Cellulitis is a common infection of the skin and the soft tissues underneath. It happens when bacteria enter a break in the skin and spread. The result is infection, which may cause swelling, redness, pain, or warmth.
Circulatory problems, such as not enough blood flow to your arms and legs, poor drainage of your veins or lymphatic system, or varicose veins -- twisted, enlarged veins near the surface of the skin
Liver disease such as chronic hepatitis or cirrhosis
Skin disorders such as eczema, psoriasis, or infectious diseases that cause sores, such as chickenpox
Causes of Cellulitis
Injuries that tear the skin
Infections after surgery
Long-term skin conditions such as eczema or psoriasis
Foreign objects in the skin
Bone infections underneath the skin. (An example is a long-standing, open wound that is deep enough to expose the bone to bacteria.)
Symptoms of Cellulitis
Cellulitis can appear on almost any part of the body. It usually shows up on damaged skin such as inflamed wounds, dirty cuts, and areas with poor circulation. It needs to be treated by a doctor. Common symptoms include:

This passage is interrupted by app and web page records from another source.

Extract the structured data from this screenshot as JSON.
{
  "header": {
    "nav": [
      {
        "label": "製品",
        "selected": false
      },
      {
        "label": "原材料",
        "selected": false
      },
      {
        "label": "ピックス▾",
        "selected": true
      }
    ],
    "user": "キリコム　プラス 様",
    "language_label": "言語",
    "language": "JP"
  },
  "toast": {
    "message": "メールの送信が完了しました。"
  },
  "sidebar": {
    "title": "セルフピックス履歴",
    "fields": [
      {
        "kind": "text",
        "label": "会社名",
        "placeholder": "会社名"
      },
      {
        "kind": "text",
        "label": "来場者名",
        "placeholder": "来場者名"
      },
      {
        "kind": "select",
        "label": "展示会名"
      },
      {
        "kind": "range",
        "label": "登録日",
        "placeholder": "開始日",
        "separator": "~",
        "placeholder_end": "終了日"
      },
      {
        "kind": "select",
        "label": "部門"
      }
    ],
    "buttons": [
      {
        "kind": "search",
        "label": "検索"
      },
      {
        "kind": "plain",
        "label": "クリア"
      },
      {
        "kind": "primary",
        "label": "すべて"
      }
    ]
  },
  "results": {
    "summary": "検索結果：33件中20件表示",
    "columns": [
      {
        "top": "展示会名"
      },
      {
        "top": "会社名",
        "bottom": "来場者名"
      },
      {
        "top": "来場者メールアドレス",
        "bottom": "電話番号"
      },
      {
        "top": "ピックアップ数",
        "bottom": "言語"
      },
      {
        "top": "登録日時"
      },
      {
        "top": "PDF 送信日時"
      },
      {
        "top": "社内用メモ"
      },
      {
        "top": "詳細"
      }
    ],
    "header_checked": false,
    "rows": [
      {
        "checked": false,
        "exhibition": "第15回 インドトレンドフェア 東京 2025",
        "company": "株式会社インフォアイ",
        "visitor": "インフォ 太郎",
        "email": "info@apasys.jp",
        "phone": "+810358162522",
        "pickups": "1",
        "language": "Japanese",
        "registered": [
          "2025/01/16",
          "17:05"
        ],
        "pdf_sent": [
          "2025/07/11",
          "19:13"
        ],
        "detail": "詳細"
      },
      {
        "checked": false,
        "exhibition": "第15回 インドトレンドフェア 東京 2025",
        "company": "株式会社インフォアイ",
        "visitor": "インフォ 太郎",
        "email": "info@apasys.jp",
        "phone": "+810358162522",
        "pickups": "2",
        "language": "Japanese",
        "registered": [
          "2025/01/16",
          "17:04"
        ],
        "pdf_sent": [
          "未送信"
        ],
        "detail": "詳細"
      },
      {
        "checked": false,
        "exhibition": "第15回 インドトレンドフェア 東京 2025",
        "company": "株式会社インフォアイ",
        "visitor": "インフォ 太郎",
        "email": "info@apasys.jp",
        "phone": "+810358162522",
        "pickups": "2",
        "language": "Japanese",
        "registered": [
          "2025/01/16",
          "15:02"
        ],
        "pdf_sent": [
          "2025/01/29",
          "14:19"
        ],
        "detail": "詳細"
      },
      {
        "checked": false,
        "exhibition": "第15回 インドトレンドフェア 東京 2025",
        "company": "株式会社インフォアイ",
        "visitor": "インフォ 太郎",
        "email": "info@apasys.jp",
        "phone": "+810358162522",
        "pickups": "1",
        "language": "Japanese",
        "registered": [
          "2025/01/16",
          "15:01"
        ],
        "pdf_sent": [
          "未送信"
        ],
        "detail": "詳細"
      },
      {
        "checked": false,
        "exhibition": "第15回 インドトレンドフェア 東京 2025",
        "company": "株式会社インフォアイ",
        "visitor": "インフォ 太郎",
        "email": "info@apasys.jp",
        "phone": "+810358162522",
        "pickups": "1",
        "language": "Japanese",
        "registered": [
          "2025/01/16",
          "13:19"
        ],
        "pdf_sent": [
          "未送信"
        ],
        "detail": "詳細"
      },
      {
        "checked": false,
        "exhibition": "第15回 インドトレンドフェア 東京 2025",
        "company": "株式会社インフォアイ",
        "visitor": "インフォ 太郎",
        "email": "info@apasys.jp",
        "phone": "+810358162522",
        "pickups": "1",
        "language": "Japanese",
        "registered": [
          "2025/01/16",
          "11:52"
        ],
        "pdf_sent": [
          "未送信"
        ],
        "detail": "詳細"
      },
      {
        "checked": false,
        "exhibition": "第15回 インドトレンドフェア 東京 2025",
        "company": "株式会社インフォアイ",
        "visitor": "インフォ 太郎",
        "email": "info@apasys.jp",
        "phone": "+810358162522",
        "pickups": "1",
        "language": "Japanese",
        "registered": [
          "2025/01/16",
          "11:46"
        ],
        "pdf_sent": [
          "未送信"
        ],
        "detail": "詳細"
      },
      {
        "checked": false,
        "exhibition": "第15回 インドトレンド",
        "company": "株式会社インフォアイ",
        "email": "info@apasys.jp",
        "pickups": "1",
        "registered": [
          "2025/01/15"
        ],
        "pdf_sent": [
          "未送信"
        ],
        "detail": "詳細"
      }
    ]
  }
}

Pain or tenderness
Leaking of yellow, clear fluid or pus
When to Seek Emergency Care for Cellulitis
Go to the emergency room if you have any of the following:
High fever or chills
Nausea and vomiting
Enlarging or hardening of the reddened area
Numbness of the area when touched
Other medical problems that may be affected by even a minor infection
Exams and Tests for Cellulitis
Your doctor will do a medical history and physical exam. Additional procedures include:
A blood test if the infection is suspected to have spread to your blood
An X-ray if there’s a foreign object in the skin or the bone underneath is possibly infected
A culture. Your doctor will use a needle to draw fluid from the affected area and send it to the lab.
Treatment for Cellulitis
Rest the area.
Elevate the area to help reduce swelling and relieve discomfort.
Use over-the-counter pain relievers such as acetaminophen (Tylenol) or ibuprofen (Motrin) to ease the pain, as well as keep your fever down.
If the infection isn’t too bad, you can take antibiotics by mouth for a week to 14 days. Your doctor will schedule a follow-up appointment. Your doctor may use IV or intramuscular antibiotics if:
The infection is severe.
You have other medical problems.
You are very young or very old.
The cellulitis covers large areas, is on your hands, or is close to body parts like your eyes.
The infection worsens even after taking antibiotics for 2 to 3 days.
In serious cases, you may need to stay in the hospital. You’ll get IV antibiotics until the infection is under control (2 to 3 days), and then go home with oral medicines.